**Exercise instructions:**
The number of lines holding the string "content" is all that is wanted; count them in the records below.

**Supplied records:**
########

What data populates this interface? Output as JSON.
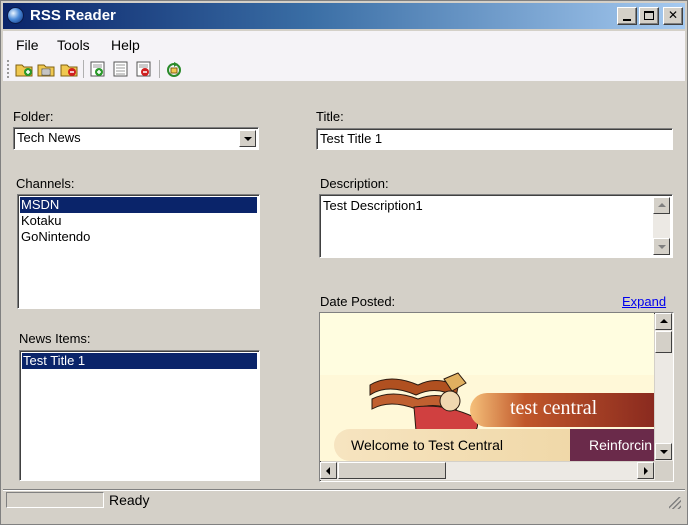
{
  "window": {
    "title": "RSS Reader"
  },
  "menu": [
    "File",
    "Tools",
    "Help"
  ],
  "toolbar": {
    "icons": [
      "add-folder-icon",
      "edit-folder-icon",
      "delete-folder-icon",
      "add-channel-icon",
      "edit-channel-icon",
      "delete-channel-icon",
      "refresh-icon"
    ]
  },
  "folder": {
    "label": "Folder:",
    "value": "Tech News"
  },
  "channels": {
    "label": "Channels:",
    "items": [
      "MSDN",
      "Kotaku",
      "GoNintendo"
    ],
    "selected_index": 0
  },
  "news": {
    "label": "News Items:",
    "items": [
      "Test Title 1"
    ],
    "selected_index": 0
  },
  "detail": {
    "title_label": "Title:",
    "title_value": "Test Title 1",
    "description_label": "Description:",
    "description_value": "Test Description1",
    "date_label": "Date Posted:",
    "expand_link": "Expand"
  },
  "webpage": {
    "logo_text": "test central",
    "welcome_text": "Welcome to Test Central",
    "banner_text": "Reinforcin",
    "colors": {
      "cream": "#fff8d8",
      "orange": "#c0572a",
      "plum": "#6a2a4a"
    }
  },
  "status": {
    "text": "Ready"
  },
  "colors": {
    "selection": "#0a246a",
    "face": "#d4d0c8",
    "link": "#0000ee"
  }
}
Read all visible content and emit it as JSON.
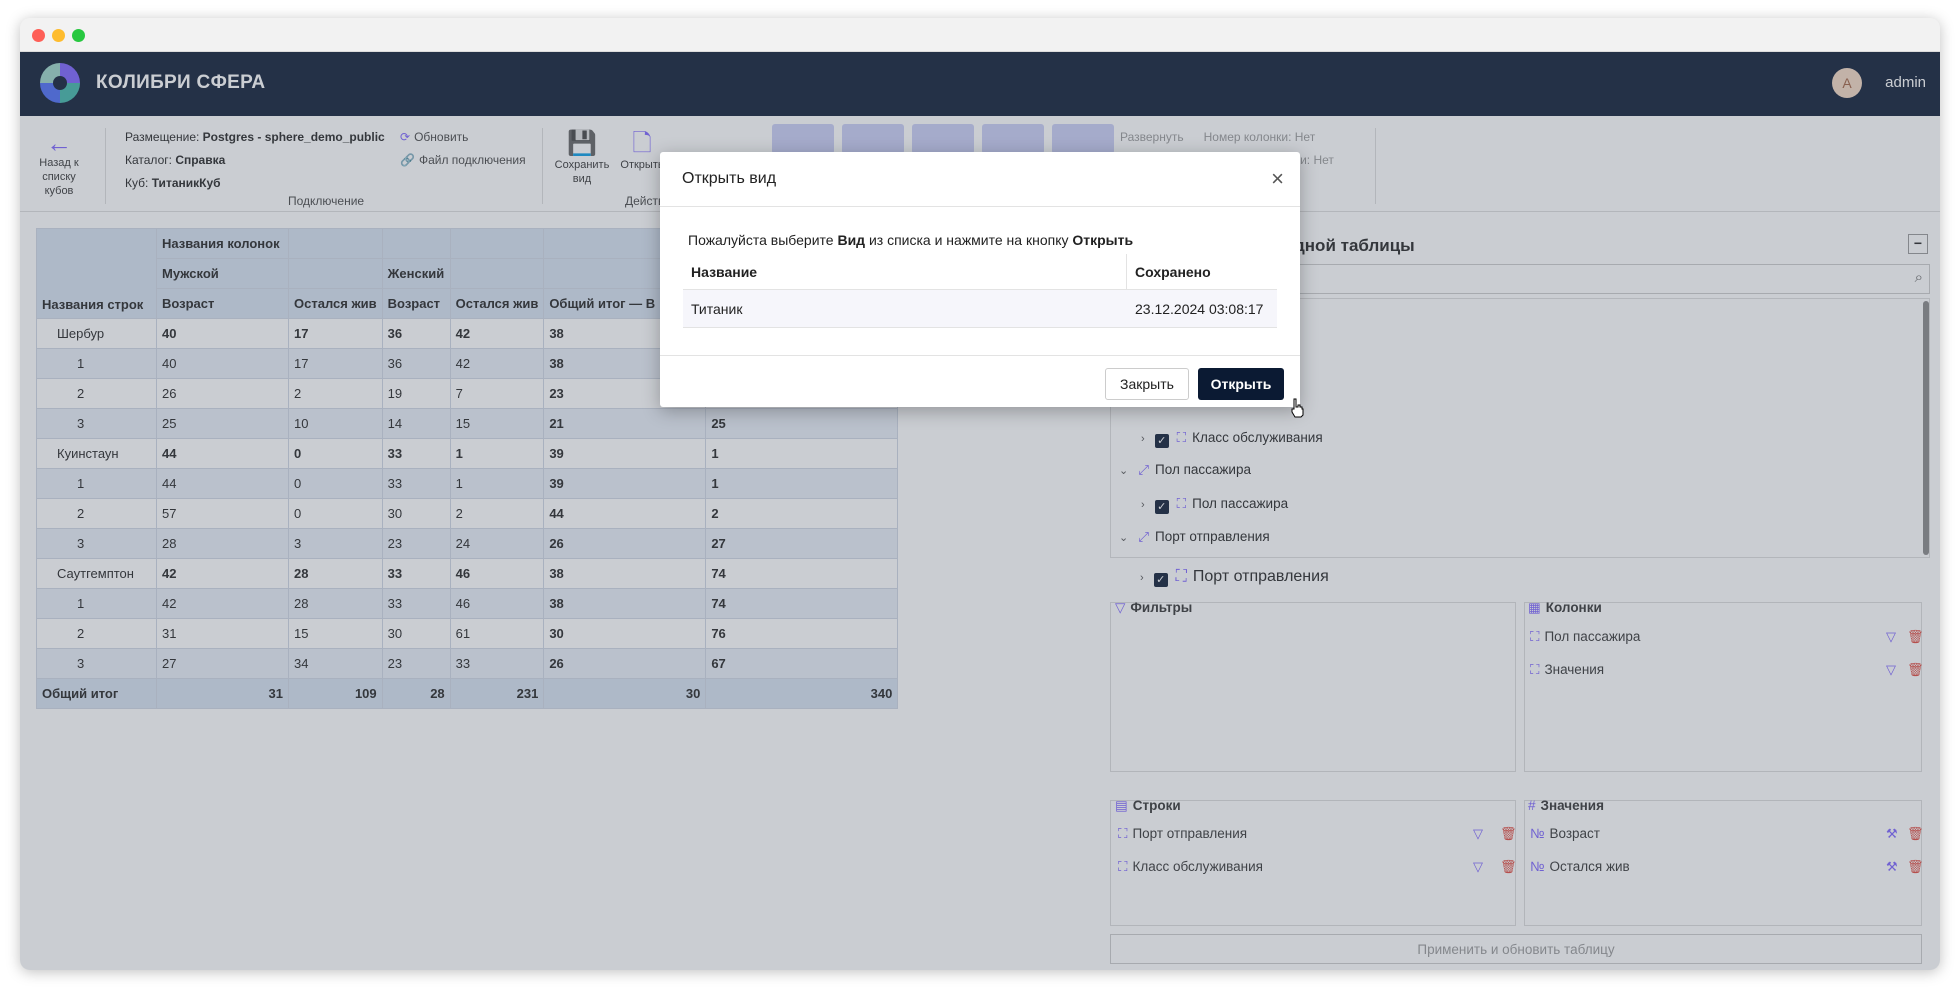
{
  "header": {
    "brand": "КОЛИБРИ СФЕРА",
    "avatar_letter": "A",
    "username": "admin"
  },
  "toolbar": {
    "back_label": "Назад к списку кубов",
    "connection": {
      "placement_label": "Размещение:",
      "placement_value": "Postgres - sphere_demo_public",
      "catalog_label": "Каталог:",
      "catalog_value": "Справка",
      "cube_label": "Куб:",
      "cube_value": "ТитаникКуб",
      "refresh": "Обновить",
      "conn_file": "Файл подключения",
      "group_label": "Подключение"
    },
    "save_view": "Сохранить вид",
    "open_view": "Открыть",
    "actions_group": "Действия",
    "expand": "Развернуть",
    "col_number": "Номер колонки: Нет",
    "row_number": "строки: Нет"
  },
  "pivot": {
    "col_names": "Названия колонок",
    "male": "Мужской",
    "female": "Женский",
    "row_names": "Названия строк",
    "age": "Возраст",
    "survived": "Остался жив",
    "grand_total_prefix": "Общий итог — В",
    "rows": [
      {
        "label": "Шербур",
        "level": 0,
        "v": [
          "40",
          "17",
          "36",
          "42",
          "38",
          ""
        ]
      },
      {
        "label": "1",
        "level": 1,
        "v": [
          "40",
          "17",
          "36",
          "42",
          "38",
          ""
        ]
      },
      {
        "label": "2",
        "level": 1,
        "v": [
          "26",
          "2",
          "19",
          "7",
          "23",
          ""
        ]
      },
      {
        "label": "3",
        "level": 1,
        "v": [
          "25",
          "10",
          "14",
          "15",
          "21",
          "25"
        ]
      },
      {
        "label": "Куинстаун",
        "level": 0,
        "v": [
          "44",
          "0",
          "33",
          "1",
          "39",
          "1"
        ]
      },
      {
        "label": "1",
        "level": 1,
        "v": [
          "44",
          "0",
          "33",
          "1",
          "39",
          "1"
        ]
      },
      {
        "label": "2",
        "level": 1,
        "v": [
          "57",
          "0",
          "30",
          "2",
          "44",
          "2"
        ]
      },
      {
        "label": "3",
        "level": 1,
        "v": [
          "28",
          "3",
          "23",
          "24",
          "26",
          "27"
        ]
      },
      {
        "label": "Саутгемптон",
        "level": 0,
        "v": [
          "42",
          "28",
          "33",
          "46",
          "38",
          "74"
        ]
      },
      {
        "label": "1",
        "level": 1,
        "v": [
          "42",
          "28",
          "33",
          "46",
          "38",
          "74"
        ]
      },
      {
        "label": "2",
        "level": 1,
        "v": [
          "31",
          "15",
          "30",
          "61",
          "30",
          "76"
        ]
      },
      {
        "label": "3",
        "level": 1,
        "v": [
          "27",
          "34",
          "23",
          "33",
          "26",
          "67"
        ]
      }
    ],
    "total_label": "Общий итог",
    "total": [
      "31",
      "109",
      "28",
      "231",
      "30",
      "340"
    ]
  },
  "fields_panel": {
    "title": "дной таблицы",
    "tree": [
      {
        "label": "Класс обслуживания",
        "kind": "leaf"
      },
      {
        "label": "Пол пассажира",
        "kind": "dim"
      },
      {
        "label": "Пол пассажира",
        "kind": "leaf"
      },
      {
        "label": "Порт отправления",
        "kind": "dim"
      },
      {
        "label": "Порт отправления",
        "kind": "leaf"
      }
    ],
    "filters_title": "Фильтры",
    "columns_title": "Колонки",
    "columns": [
      "Пол пассажира",
      "Значения"
    ],
    "rows_title": "Строки",
    "rows": [
      "Порт отправления",
      "Класс обслуживания"
    ],
    "values_title": "Значения",
    "values": [
      "Возраст",
      "Остался жив"
    ],
    "apply_button": "Применить и обновить таблицу"
  },
  "modal": {
    "title": "Открыть вид",
    "hint_prefix": "Пожалуйста выберите",
    "hint_bold1": "Вид",
    "hint_middle": "из списка и нажмите на кнопку",
    "hint_bold2": "Открыть",
    "col_name": "Название",
    "col_saved": "Сохранено",
    "views": [
      {
        "name": "Титаник",
        "saved": "23.12.2024 03:08:17"
      }
    ],
    "close_button": "Закрыть",
    "open_button": "Открыть"
  }
}
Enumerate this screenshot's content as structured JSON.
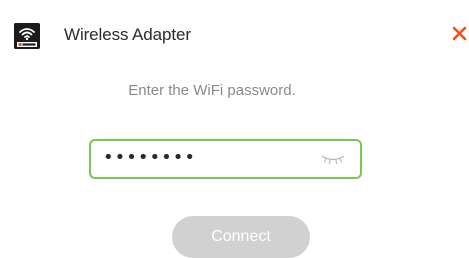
{
  "window": {
    "title": "Wireless Adapter",
    "icon": "wifi-adapter-icon",
    "close_icon": "close-icon",
    "accent_color": "#e8531e"
  },
  "form": {
    "prompt": "Enter the WiFi password.",
    "password_masked": "••••••••",
    "field_border_color": "#7ac74f",
    "eye_icon": "eye-closed-icon"
  },
  "actions": {
    "connect_label": "Connect",
    "connect_enabled": false
  }
}
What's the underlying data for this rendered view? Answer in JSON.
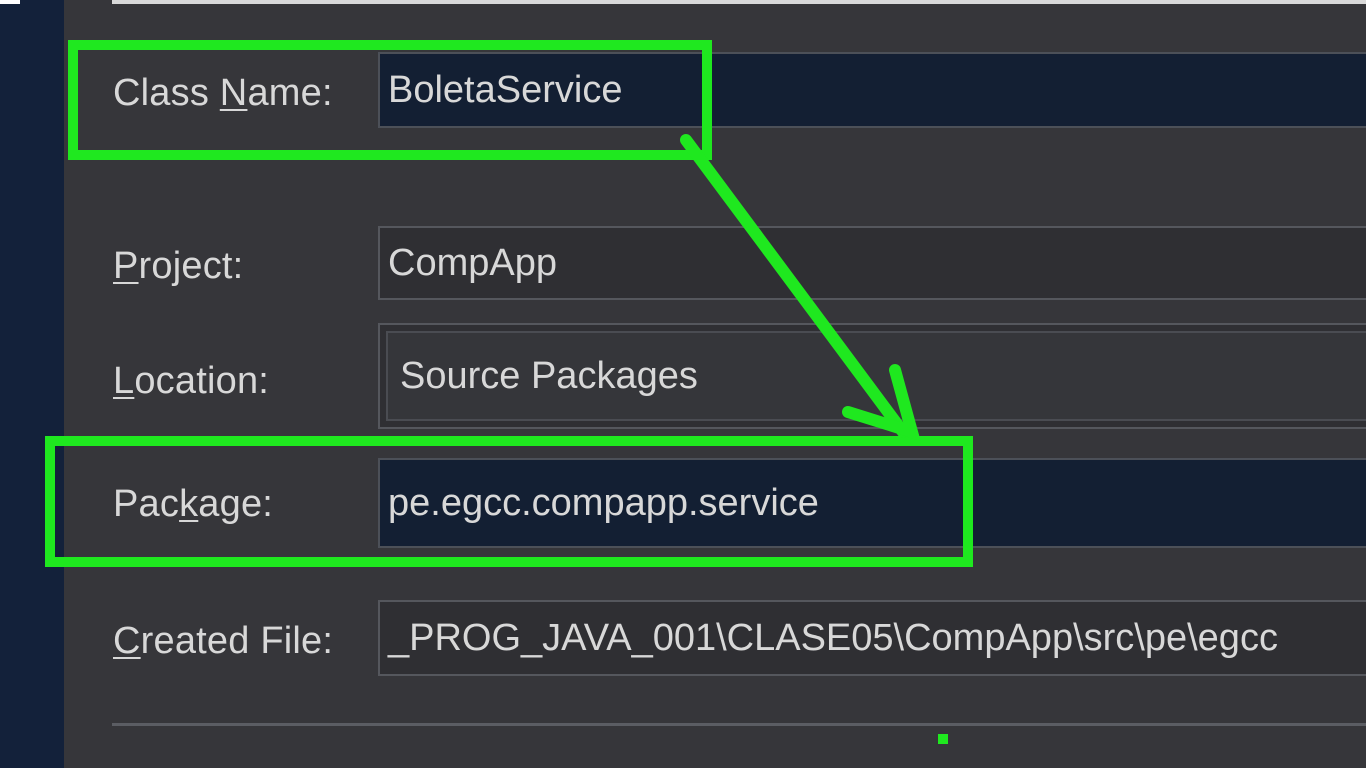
{
  "form": {
    "class_name": {
      "label_pre": "Class ",
      "label_mnemonic": "N",
      "label_post": "ame:",
      "value": "BoletaService"
    },
    "project": {
      "label_pre": "",
      "label_mnemonic": "P",
      "label_post": "roject:",
      "value": "CompApp"
    },
    "location": {
      "label_pre": "",
      "label_mnemonic": "L",
      "label_post": "ocation:",
      "value": "Source Packages"
    },
    "package": {
      "label_pre": "Pac",
      "label_mnemonic": "k",
      "label_post": "age:",
      "value": "pe.egcc.compapp.service"
    },
    "created_file": {
      "label_pre": "",
      "label_mnemonic": "C",
      "label_post": "reated File:",
      "value": "_PROG_JAVA_001\\CLASE05\\CompApp\\src\\pe\\egcc"
    }
  },
  "annotation": {
    "highlight_color": "#1fe81f",
    "arrow_from": "class-name-field",
    "arrow_to": "package-field"
  },
  "colors": {
    "dialog_bg": "#36363a",
    "editable_field_bg": "#131f33",
    "readonly_field_bg": "#2f2f33",
    "text": "#d8d8d8",
    "side_strip": "#13213a"
  }
}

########

**Solution for this task:**
2